§ **ABOUT THIS EXERCISE**
Identify and pull out each line of the entries in which "food" occurs.

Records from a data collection
_ _ _
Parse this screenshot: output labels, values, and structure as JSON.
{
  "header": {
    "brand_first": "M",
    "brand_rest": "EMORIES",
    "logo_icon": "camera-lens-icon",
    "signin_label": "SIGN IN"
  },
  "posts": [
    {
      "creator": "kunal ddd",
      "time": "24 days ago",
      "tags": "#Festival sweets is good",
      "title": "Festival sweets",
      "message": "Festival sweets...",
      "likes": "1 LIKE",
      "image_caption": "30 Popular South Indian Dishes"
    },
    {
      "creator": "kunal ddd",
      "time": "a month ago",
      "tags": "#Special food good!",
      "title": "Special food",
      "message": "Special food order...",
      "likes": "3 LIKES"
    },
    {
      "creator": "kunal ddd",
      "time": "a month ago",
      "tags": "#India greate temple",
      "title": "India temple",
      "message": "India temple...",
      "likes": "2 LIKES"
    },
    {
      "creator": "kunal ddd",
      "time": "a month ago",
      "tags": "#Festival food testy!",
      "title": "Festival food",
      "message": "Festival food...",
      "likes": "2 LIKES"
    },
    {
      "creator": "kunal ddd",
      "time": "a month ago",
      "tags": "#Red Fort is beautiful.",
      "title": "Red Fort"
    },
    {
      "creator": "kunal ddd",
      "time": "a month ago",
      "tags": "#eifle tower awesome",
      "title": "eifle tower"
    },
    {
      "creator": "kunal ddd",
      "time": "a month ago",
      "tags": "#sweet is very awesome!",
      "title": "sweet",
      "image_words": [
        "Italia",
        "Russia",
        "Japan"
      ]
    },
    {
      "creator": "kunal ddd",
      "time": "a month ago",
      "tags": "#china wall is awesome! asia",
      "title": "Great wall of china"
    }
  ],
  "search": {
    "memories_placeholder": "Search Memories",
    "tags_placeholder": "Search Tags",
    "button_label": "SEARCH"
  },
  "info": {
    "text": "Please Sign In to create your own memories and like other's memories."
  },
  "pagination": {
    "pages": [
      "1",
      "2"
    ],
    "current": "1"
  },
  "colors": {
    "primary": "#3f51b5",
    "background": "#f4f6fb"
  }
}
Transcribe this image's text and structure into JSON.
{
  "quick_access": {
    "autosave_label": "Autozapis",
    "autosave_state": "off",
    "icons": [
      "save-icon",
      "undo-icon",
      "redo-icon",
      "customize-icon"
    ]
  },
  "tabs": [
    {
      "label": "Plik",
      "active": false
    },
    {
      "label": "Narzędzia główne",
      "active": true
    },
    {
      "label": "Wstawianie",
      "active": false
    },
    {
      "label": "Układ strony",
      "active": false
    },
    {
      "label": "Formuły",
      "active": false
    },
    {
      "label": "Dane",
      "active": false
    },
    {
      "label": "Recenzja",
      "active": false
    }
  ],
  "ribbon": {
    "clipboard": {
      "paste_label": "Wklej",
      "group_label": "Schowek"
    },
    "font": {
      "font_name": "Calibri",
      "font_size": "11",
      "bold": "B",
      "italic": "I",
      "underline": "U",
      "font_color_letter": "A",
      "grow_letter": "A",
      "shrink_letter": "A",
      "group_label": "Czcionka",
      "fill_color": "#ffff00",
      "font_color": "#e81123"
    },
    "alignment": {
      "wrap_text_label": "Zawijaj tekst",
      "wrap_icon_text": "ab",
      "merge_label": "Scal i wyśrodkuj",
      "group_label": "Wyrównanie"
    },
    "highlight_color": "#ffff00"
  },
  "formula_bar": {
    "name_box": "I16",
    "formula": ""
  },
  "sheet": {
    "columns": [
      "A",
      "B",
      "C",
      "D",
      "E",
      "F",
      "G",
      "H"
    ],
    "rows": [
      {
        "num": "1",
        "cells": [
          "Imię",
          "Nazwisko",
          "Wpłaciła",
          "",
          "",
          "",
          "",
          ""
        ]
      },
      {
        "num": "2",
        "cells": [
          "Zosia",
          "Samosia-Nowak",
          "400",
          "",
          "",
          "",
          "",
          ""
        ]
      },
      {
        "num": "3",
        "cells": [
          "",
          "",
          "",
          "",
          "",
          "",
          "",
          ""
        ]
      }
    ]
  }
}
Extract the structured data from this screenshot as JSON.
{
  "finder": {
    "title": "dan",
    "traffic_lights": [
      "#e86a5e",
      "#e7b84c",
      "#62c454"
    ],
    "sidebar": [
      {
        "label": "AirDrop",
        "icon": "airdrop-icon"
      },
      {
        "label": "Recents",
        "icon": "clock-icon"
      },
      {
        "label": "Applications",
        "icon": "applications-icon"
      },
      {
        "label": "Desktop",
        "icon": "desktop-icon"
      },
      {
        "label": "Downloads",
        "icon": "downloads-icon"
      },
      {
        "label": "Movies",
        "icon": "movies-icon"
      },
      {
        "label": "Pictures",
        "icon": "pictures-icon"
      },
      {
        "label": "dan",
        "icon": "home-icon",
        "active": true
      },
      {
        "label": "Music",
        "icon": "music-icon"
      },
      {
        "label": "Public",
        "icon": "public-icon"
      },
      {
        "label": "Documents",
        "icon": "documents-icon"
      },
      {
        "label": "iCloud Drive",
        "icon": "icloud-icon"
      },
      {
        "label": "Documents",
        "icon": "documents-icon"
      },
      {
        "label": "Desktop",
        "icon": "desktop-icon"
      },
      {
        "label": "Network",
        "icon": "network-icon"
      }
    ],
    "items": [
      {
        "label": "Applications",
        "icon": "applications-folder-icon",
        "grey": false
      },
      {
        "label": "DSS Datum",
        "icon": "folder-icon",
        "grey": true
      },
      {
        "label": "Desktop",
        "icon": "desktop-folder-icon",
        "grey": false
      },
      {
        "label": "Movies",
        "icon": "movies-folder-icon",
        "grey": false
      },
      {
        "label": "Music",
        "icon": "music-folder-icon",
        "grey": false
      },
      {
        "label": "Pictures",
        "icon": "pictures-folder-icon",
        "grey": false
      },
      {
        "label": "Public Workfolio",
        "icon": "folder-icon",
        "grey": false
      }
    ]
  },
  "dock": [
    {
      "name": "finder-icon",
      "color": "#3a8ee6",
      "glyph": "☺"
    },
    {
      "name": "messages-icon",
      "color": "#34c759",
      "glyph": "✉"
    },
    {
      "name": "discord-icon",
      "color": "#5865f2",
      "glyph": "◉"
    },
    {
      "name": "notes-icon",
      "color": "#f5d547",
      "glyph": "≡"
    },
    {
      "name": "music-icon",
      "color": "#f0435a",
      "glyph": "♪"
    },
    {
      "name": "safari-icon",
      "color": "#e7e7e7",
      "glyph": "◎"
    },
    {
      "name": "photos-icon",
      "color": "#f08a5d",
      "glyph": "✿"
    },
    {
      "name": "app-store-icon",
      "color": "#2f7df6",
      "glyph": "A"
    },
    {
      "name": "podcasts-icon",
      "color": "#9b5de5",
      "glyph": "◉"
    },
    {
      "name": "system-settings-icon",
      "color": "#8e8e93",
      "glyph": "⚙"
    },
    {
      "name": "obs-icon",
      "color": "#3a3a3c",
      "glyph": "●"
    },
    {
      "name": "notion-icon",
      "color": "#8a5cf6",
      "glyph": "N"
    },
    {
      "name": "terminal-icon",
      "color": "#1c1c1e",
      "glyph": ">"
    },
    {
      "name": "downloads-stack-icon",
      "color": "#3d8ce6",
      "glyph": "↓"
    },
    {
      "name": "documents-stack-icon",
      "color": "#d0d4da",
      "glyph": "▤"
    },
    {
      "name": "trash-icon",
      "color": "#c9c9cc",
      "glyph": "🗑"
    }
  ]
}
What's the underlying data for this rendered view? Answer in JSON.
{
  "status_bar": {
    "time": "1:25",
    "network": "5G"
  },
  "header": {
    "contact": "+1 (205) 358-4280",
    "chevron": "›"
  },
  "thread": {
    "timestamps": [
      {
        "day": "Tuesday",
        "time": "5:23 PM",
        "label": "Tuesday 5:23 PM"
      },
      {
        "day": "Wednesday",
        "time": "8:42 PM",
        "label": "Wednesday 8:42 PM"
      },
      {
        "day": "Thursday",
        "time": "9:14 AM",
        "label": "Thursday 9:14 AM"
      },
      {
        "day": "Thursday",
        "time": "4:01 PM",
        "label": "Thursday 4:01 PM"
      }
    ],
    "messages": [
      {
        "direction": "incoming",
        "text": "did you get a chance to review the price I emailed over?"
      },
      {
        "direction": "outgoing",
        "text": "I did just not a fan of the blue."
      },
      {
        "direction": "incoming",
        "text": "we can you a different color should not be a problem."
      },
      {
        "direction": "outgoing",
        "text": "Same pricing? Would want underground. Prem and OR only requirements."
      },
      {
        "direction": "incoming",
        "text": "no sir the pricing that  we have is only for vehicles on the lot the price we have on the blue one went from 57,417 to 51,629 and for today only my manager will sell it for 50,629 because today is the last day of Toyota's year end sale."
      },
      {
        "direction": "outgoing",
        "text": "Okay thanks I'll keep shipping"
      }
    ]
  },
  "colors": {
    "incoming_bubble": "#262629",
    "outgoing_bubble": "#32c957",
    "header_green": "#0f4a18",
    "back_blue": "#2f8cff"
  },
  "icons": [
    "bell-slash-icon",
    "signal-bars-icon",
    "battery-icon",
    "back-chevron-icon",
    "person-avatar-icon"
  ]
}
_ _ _
§ **ANSWER FOR THE TASK**
      "tags": "#Special food good!",
      "title": "Special food",
      "message": "Special food order...",
      "tags": "#Festival food testy!",
      "title": "Festival food",
      "message": "Festival food...",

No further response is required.